YOUR OBJECTIVE =
Tally how many lines in the data below include "JSON", then please reply with only that figure.
**** DATASET ENTRIES ****
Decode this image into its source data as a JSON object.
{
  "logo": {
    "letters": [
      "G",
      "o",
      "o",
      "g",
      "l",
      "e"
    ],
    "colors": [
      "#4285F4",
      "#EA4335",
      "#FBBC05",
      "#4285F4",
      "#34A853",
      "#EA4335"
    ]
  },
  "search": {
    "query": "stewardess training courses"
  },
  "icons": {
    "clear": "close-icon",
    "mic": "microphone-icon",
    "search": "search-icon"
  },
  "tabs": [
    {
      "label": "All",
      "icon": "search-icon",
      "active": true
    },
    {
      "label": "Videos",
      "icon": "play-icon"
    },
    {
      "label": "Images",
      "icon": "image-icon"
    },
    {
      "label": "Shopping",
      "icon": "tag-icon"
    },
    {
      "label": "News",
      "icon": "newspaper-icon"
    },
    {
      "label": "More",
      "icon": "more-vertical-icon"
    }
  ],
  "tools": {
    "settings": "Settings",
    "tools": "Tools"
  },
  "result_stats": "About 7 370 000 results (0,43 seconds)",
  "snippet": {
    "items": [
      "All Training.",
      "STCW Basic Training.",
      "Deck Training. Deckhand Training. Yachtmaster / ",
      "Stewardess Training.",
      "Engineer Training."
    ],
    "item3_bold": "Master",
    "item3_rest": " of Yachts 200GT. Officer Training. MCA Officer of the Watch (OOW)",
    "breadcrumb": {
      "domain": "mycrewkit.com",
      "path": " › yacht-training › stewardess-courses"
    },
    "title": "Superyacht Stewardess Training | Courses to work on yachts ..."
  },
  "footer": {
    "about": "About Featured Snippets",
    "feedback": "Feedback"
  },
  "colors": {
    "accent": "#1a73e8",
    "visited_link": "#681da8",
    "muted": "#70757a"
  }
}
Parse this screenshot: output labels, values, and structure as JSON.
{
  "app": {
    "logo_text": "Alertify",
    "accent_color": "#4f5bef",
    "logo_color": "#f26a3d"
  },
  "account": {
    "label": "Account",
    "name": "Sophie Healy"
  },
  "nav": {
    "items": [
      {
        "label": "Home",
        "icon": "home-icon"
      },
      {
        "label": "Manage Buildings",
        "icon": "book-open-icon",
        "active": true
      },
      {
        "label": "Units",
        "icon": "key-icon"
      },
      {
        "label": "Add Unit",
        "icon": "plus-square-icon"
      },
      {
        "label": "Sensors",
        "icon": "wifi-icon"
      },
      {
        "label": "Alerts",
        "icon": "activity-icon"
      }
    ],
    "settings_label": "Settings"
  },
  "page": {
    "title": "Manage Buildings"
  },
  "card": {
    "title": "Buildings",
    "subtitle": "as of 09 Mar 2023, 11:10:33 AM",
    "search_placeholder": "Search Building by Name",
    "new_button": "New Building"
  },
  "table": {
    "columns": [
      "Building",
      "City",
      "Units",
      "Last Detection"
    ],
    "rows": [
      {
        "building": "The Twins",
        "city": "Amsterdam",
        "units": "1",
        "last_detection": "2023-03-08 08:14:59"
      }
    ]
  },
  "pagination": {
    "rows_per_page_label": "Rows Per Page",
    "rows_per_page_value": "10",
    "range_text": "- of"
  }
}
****
ANSWER BOX =
2